The Treasury Department auctioned $13 billion in 30-year bonds at a high yield of 2.597 percent. The bid-to-cover ratio, an indicator of demand, was 2.18, the lowest since May 2014. The bid-to-cover ratio was much weaker than the 2.42 recent average.
The benchmark 10-year yield was up 5 basis points at 1.96 percent, while the 30-year yield was up 7 basis points at 2.60 percent—well above the market rate at the time of sale. Treasury yields move inversely to bond prices.
The yield hovered near its highest in a week at 0.5438 percent.
Indirect bidders, which include major central banks, were awarded 51.3 percent, while direct bidders, which includes domestic money managers, brought 7 percent. Dealers took 41.8 percent of the auction, which was above the one-year average of 35 percent.
Peter Boockvar, chief market analyst at the Lindsey Group, said U.S. yields are "very sticky" around their current levels.

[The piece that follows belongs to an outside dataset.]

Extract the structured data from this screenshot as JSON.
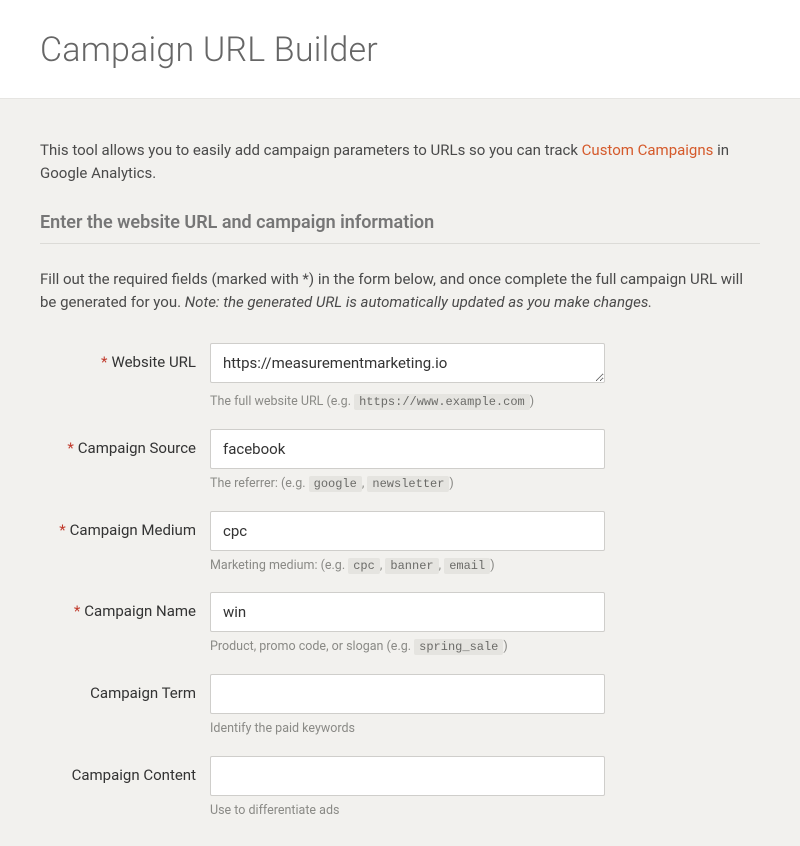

"Bottom line, the 30 yr is somewhat of a different animal relative to other parts of the curve in terms of gauging market sentiment because pension funds and insurance companies are big players," Boockvar said in an emailed statement. "That said, today's poor auction is influencing the whole curve..."
U.S. yields were initially lower as the German 10-year Bund yield fell to a record low of 0.151 percent, more than 1.75 percentage points below its U.S. counterpart.
European yields have fallen since the European Central Bank embarked on its 1.1 trillion euro bond purchase program aimed to combat deflation.
While the euro zone economy has struggled, the United States has been on a modest growth track with steady reduction in unemployment. This has raised discussion at the Federal Reserve whether it may be time to end its near zero interest rate policy it adopted at the end of 2008.
"We hear every day about all the foreign money that is going to compress US Treasury yields relative to overseas yields, in Europe and Japan in particular," Boockvar said. "While maybe there is money flowing from overseas, US yields are remaining very sticky around current levels."
On Thursday, the Labor Department said workers filing for first-time jobless benefits totaled 281,000 last week, less than what analysts had forecast.
The four-week average of claims fell to its lowest since 2000. This gauge of labor conditions followed a disappointing March payrolls report that showed a sharp deceleration in hirings.
Reuters contributed to this report.